Tesla chief executive Elon Musk sold $6.9 billion of his shares in the electric car maker, his biggest sale on record, saying he needs cash in case he is forced to proceed with his aborted deal to buy Twitter.
“In the [hopefully unlikely] event that Twitter forces this deal to close *and* some equity partners don’t come through, it is important to avoid an emergency sale of Tesla stock,” the world's richest person tweeted on Tuesday night, after the sales were disclosed in a series of regulatory filings.
Asked by followers if he was done selling and whether he would buy Tesla stock again if the $44 billion deal did not close, Mr Musk, 51, said “yes”.
The billionaire offloaded about 7.92 million shares on August 5, according to the new filings.
The sale comes only four months after he said he had no further plans to sell Tesla shares after disposing of $8.5bn of stock in the wake of his initial offer to buy Twitter.
Since then, Tesla’s shares have rebounded from lows reached in May, benefiting from broader gains in US equities.
“He certainly is clarifying that he is cashing up for Twitter,” said Charu Chanana, strategist at Saxo Capital Markets in Singapore.
“The timing of the sale — just ahead of the US CPI [consumer price index] release — does say something though. The bear market rally has started to falter, and further repricing of Fed expectations could mean more pain for equities ahead, especially in tech.”
Tesla shares have risen about 35 per cent from recent lows reached in May, although are still down by about 20 per cent this year.
The electric car maker's market fortunes have been tied to those of the Twitter deal since Mr Musk made his surprise overture earlier this year.
Mr Musk last month said he was terminating the agreement to buy the social network, where he has more than 102 million followers, and take it private, claiming the company has made “misleading representations” over the number of spam bots on the service.
Twitter has since sued to force Mr Musk to close the deal, and a trial in the Delaware Chancery Court has been set for October.
In May, Mr Musk dropped plans to partially fund the purchase with a margin loan tied to his Tesla stake and increased the size of the equity component of the deal to $33.5bn.
He had previously announced that he secured $7.1bn of equity commitments from investors such as billionaire Larry Ellison, Sequoia Capital and Binance.
In his tweets on Tuesday, Mr Musk said the sale of shares was also a contingency measure in the event those private investors did not come through.
At the weekend, Musk tweeted that if Twitter provided its method of sampling accounts to determine the number of bots and how they are confirmed to be real, “the deal should proceed on original terms”.

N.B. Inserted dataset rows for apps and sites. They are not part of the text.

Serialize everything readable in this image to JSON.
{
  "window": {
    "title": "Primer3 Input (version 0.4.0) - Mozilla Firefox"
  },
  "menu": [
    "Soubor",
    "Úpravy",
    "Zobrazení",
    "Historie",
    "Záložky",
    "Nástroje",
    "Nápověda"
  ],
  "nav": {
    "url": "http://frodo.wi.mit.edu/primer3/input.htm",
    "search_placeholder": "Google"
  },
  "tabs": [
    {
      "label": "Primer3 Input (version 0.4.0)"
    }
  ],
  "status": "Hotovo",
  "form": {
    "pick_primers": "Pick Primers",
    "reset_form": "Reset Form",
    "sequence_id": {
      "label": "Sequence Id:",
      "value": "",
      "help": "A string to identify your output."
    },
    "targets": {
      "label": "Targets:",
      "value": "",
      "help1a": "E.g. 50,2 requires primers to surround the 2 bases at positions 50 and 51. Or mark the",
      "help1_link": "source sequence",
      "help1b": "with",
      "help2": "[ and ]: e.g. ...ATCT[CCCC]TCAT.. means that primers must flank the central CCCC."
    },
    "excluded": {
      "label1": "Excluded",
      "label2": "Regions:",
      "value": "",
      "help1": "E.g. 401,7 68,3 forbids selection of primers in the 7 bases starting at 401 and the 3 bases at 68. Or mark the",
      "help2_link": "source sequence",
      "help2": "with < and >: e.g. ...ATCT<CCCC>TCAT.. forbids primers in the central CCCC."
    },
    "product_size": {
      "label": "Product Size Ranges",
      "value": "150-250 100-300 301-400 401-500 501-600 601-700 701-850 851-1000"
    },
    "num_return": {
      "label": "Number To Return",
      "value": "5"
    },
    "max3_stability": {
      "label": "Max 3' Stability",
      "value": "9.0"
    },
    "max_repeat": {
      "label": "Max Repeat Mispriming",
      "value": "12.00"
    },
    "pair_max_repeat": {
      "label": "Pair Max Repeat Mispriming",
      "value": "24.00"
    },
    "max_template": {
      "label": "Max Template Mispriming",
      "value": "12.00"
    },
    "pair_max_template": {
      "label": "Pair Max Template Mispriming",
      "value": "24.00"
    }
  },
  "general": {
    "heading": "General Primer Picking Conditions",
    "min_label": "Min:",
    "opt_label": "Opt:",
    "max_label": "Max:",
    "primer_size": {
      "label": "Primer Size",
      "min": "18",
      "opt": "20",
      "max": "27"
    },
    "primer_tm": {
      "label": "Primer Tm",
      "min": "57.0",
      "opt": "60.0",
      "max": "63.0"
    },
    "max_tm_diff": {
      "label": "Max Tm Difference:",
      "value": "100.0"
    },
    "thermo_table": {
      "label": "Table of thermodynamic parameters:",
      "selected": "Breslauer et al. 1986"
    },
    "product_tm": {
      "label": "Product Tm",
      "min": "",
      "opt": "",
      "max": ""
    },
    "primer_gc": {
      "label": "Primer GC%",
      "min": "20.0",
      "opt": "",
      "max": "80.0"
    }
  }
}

The Twitter deal included a provision that if it fell apart, the party breaking the agreement would pay a termination fee of $1bn, under certain circumstances.
Legal experts have debated whether the conflict over spam bots is enough to allow Mr Musk to walk away from the deal.
“I will put the odds at 75 per cent that he is buying Twitter. I’m shocked,” said Gene Munster, a former technology analyst who is now a managing partner at venture capital company Loup Ventures.
“This is going to be a headwind for Tesla in the near term. In the long term, all that matters is deliveries and gross margin.”
Mr Musk has now sold about $32bn worth of stock in Tesla over the past 10 months.
The disposals began in November after Mr Musk polled Twitter users on whether he should trim his stake in the platform. He now owns 14.84 per cent of Tesla, leaving him still by far the largest stakeholder.